And that can feel a little abrupt, right? It can leave us with a case of festive whiplash.
Well, for Christians, that’s not the end of the party. Here’s how the church works its way through the season: it kicks of with advent, the four weeks before Christmas Day where we fix our eyes on everything that the first Christmas brought with it. Then we have Christmas day… and then, we have the twelve days of Christmas. That’s right, those twelve days start on Christmas day and take us all the way to the 6th January.
I know what you’re thinking, I always thought it was just an annoyingly long song too (you’re humming it in your head right now, aren’t you?!). But actually, the Twelve Days of Christmas is so much deeper than that.
Those twelve days are in honour of the mysterious Magi (most commonly refered to as the three wise men). We know basically nothing about these people, other than the fact that the universe was quite literally shaken by Jesus’ arrival and the Magi noticed. God used the stars they knew so well to get their full attention and announce that Jesus had just changed everything.
The Epiphany reminds us that Jesus’ birth had impact. It did then, and it still does now. It still has consequences, it’s still changing things, it is still news too joyous to be contained in one day.
As a result, these mysterious people gave up so much just to see Jesus’ face, their journey to find him shows us what it looks like to take God at his word. Tradition tells us that this journey to Jesus took the Magi twelve days, in reality, we don’t really know how long this journey took them, it could have been up to two years, but maybe two years of Wham and the Pogues would be pushing it! The exact timings aren’t really what matter here. What matters is that the Twelve Days of Christmas (culminating on January 6th AKA The Epiphany AKA the day the Magi arrived) reminds us that Jesus’ birth had impact. It did then, and it still does now. It still has consequences, it’s still changing things, it is still news too joyous to be contained in one day.

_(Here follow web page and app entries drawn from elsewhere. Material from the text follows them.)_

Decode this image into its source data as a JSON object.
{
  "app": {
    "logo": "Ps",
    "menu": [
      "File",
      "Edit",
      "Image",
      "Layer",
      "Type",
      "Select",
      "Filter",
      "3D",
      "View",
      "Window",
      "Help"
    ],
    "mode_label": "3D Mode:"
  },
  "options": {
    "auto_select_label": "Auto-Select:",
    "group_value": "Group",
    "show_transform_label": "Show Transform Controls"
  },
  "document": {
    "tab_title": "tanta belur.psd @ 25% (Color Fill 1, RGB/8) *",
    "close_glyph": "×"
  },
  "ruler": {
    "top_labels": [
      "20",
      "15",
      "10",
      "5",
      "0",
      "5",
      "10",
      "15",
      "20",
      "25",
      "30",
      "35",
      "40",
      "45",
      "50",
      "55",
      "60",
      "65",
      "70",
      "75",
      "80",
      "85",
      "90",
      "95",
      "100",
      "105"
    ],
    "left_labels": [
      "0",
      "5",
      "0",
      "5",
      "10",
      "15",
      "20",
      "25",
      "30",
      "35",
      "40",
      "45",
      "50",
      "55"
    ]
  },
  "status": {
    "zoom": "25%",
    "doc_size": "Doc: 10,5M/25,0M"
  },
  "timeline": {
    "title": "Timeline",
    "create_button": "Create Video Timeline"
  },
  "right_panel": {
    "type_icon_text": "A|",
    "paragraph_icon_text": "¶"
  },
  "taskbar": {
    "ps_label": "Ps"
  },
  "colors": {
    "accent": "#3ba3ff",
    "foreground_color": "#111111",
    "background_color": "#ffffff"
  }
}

So maybe it’s not only acceptable to prolong the joy until 6th January, maybe it’s a helpful and even holy rhythm. Maybe it’s the perfect time to remind ourselves that the goodness of Jesus moving into the neighbourhood will spill over into the year ahead of us. 2022, whatever it may look like for you, will be yet another year of Jesus being the right-here-with-us God, perhaps setting aside an extra few days to fully process and celebrate that is no bad thing. Christmas is, after all, a 365-day reality.
So, to sum up: you have full and complete permission to keep on celebrating until 5th of January. And don’t let anyone tell you otherwise. Don’t thank me, thank those mysterious Magi guys.